** EXERCISE DATA follows **

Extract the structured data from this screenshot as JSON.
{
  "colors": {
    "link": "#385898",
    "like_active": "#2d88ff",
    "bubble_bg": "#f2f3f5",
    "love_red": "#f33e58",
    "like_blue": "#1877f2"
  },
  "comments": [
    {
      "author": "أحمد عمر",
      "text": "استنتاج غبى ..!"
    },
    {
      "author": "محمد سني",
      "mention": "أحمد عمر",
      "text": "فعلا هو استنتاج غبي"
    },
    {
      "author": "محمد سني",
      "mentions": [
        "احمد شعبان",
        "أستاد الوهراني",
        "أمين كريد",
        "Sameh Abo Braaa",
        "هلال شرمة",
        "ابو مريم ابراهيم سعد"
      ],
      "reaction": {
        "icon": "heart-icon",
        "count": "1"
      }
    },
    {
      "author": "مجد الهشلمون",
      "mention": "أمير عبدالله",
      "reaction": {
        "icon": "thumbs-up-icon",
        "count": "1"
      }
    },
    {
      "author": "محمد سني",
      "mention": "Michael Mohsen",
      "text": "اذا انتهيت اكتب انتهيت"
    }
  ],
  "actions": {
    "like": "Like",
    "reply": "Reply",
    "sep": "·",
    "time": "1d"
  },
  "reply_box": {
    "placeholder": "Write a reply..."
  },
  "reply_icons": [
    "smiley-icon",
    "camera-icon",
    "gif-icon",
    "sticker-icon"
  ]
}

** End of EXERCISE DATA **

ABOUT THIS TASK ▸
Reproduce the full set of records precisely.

WRITTEN ANSWER ▸
Extract the structured data from this screenshot as JSON.
{
  "colors": {
    "link": "#385898",
    "like_active": "#2d88ff",
    "bubble_bg": "#f2f3f5",
    "love_red": "#f33e58",
    "like_blue": "#1877f2"
  },
  "comments": [
    {
      "author": "أحمد عمر",
      "text": "استنتاج غبى ..!"
    },
    {
      "author": "محمد سني",
      "mention": "أحمد عمر",
      "text": "فعلا هو استنتاج غبي"
    },
    {
      "author": "محمد سني",
      "mentions": [
        "احمد شعبان",
        "أستاد الوهراني",
        "أمين كريد",
        "Sameh Abo Braaa",
        "هلال شرمة",
        "ابو مريم ابراهيم سعد"
      ],
      "reaction": {
        "icon": "heart-icon",
        "count": "1"
      }
    },
    {
      "author": "مجد الهشلمون",
      "mention": "أمير عبدالله",
      "reaction": {
        "icon": "thumbs-up-icon",
        "count": "1"
      }
    },
    {
      "author": "محمد سني",
      "mention": "Michael Mohsen",
      "text": "اذا انتهيت اكتب انتهيت"
    }
  ],
  "actions": {
    "like": "Like",
    "reply": "Reply",
    "sep": "·",
    "time": "1d"
  },
  "reply_box": {
    "placeholder": "Write a reply..."
  },
  "reply_icons": [
    "smiley-icon",
    "camera-icon",
    "gif-icon",
    "sticker-icon"
  ]
}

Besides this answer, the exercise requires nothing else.